An analysis by CViSB scientists at Scripps Research of billions of distinct antibody-producing immune cells sampled from human volunteers indicates that the human antibody “repertoire” is far larger than was once thought.
The finding, reported online on January 21 in Nature, suggests that humans may be capable of producing as many as 10^18, or one quintillion, distinct antibodies. The study also provides the largest single collection of antibody gene sequences to date, and points to the future medical use of antibody sequence information from individuals and large populations.
“Antibody repertoire information could soon be used to diagnose autoimmune diseases and chronic infections, for example, or to design vaccines,” says study lead author Bryan Briney, PhD, an assistant professor in the Department of Immunology and Microbiology at Scripps Research and PI of the CViSB Technology Core.
The study’s senior author was Dennis Burton, PhD, co-chair of Scripps Research’s Department of Immunology and Microbiology, who is also part of CViSB.
Antibodies are Y-shaped proteins that can grip bacteria, viruses and other biological targets very specifically and with high affinity as part of an immune response. They are produced by immune cells called B cells, which reside in the blood, spleen, lymph nodes and other tissues. B cells can be grouped into distinct clones, each of which produces antibodies with a unique set of target-gripping structures.
In principle, having the details of the antibody repertoire in individuals and in different populations would enable important scientific insights, as well as a wide range of medical applications. In practice, though, the amount of data involved has been considered prohibitively large. The billions of distinct arrangements of antibody genes in the B cells of an individual contain vastly more information than is in that person’s entire genome.

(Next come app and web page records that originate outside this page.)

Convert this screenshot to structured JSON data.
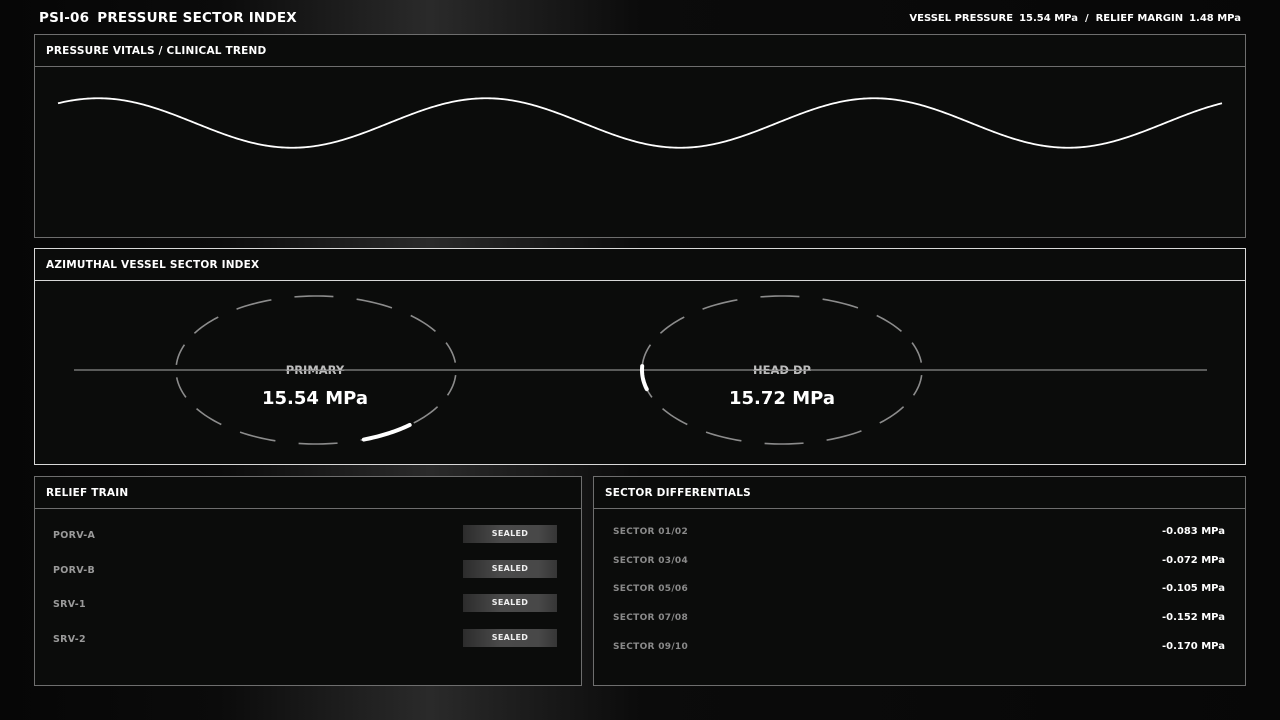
{
  "header": {
    "code": "PSI-06",
    "title": "PRESSURE SECTOR INDEX",
    "vessel_pressure_label": "VESSEL PRESSURE",
    "vessel_pressure_value": "15.54 MPa",
    "separator": "/",
    "relief_margin_label": "RELIEF MARGIN",
    "relief_margin_value": "1.48 MPa"
  },
  "trend": {
    "title": "PRESSURE VITALS / CLINICAL TREND",
    "line_color": "#ffffff"
  },
  "sector_index": {
    "title": "AZIMUTHAL VESSEL SECTOR INDEX",
    "gauges": [
      {
        "label": "PRIMARY",
        "value": "15.54 MPa",
        "indicator": "lower-right"
      },
      {
        "label": "HEAD DP",
        "value": "15.72 MPa",
        "indicator": "left"
      }
    ]
  },
  "relief_train": {
    "title": "RELIEF TRAIN",
    "items": [
      {
        "name": "PORV-A",
        "status": "SEALED"
      },
      {
        "name": "PORV-B",
        "status": "SEALED"
      },
      {
        "name": "SRV-1",
        "status": "SEALED"
      },
      {
        "name": "SRV-2",
        "status": "SEALED"
      }
    ]
  },
  "sector_differentials": {
    "title": "SECTOR DIFFERENTIALS",
    "rows": [
      {
        "name": "SECTOR 01/02",
        "value": "-0.083 MPa"
      },
      {
        "name": "SECTOR 03/04",
        "value": "-0.072 MPa"
      },
      {
        "name": "SECTOR 05/06",
        "value": "-0.105 MPa"
      },
      {
        "name": "SECTOR 07/08",
        "value": "-0.152 MPa"
      },
      {
        "name": "SECTOR 09/10",
        "value": "-0.170 MPa"
      }
    ]
  },
  "colors": {
    "background": "#0a0a0a",
    "panel_border": "#6e6e6e",
    "panel_border_active": "#d8d8d8",
    "text": "#ffffff",
    "muted_text": "#9a9a9a"
  }
}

Due to the difficulty of gathering and analyzing such enormous amounts of data, scientists until now have been able to make only rough, theoretical estimates of the total human antibody repertoire. “A trillion possible antibodies are a commonly cited figure,” Briney says.
The good news is that recent technological developments have sped up sequencing methods, making projects on this scale less daunting. “We in our lab have also been able to develop software tools for processing billions of antibody sequences into a dataset that we can use,” Briney says.
In the new study, he and his colleagues took blood samples from a group of 10 Californians between the ages of 18 and 30 that included men and women, Caucasians and African Americans. The researchers isolated the subjects’ B cells and sequenced the cells’ antibody genes. Focusing on the genes encoding the most variable, “heavy chain” segments of the antibodies’ target-gripping structures, the scientists assembled almost 3 billion distinct sequences.
Their analysis of these sequences showed that each subject’s antibody repertoire differed greatly, presumably due in part to their personal histories of infections and other immunological events. The analysis also suggested that, based on the repertoire diversity seen among these 10 people, the total human antibody repertoire could easily comprise as many as one quintillion – a million trillion – unique antibodies.
At the same time, the analysis showed there are some types of antibodies that most people tend to have. “This is very exciting—knowing these common features of the antibody repertoire should be very useful, for example, in designing vaccines,” Briney says.
He and his team plan to follow up with further antibody-sequencing studies in larger groups of people from around the world. They also plan studies of antibody repertoires as potential tools for diagnosing diseases, revealing infection histories, and potentially informing other clinical applications.
“Getting clinically relevant insights from this kind of information would be a big step forward, and we’re hoping soon to do that,” Briney says.
The authors of the study, “Commonality despite exceptional diversity in the baseline human antibody repertoire” were Bryan Briney, Anne Inderbitzin, Collin Joyce, and Dennis R. Burton, all of Scripps Research.
The research was made possible by grants from the National Institute of Allergy and Infectious Diseases (UM1AI100663, U19AI135995), the International AIDS Vaccine Initiative (IAVI) through the Neutralizing Antibody Consortium (SFP1849), and the Ragon Institute of MGH, MIT, and Harvard.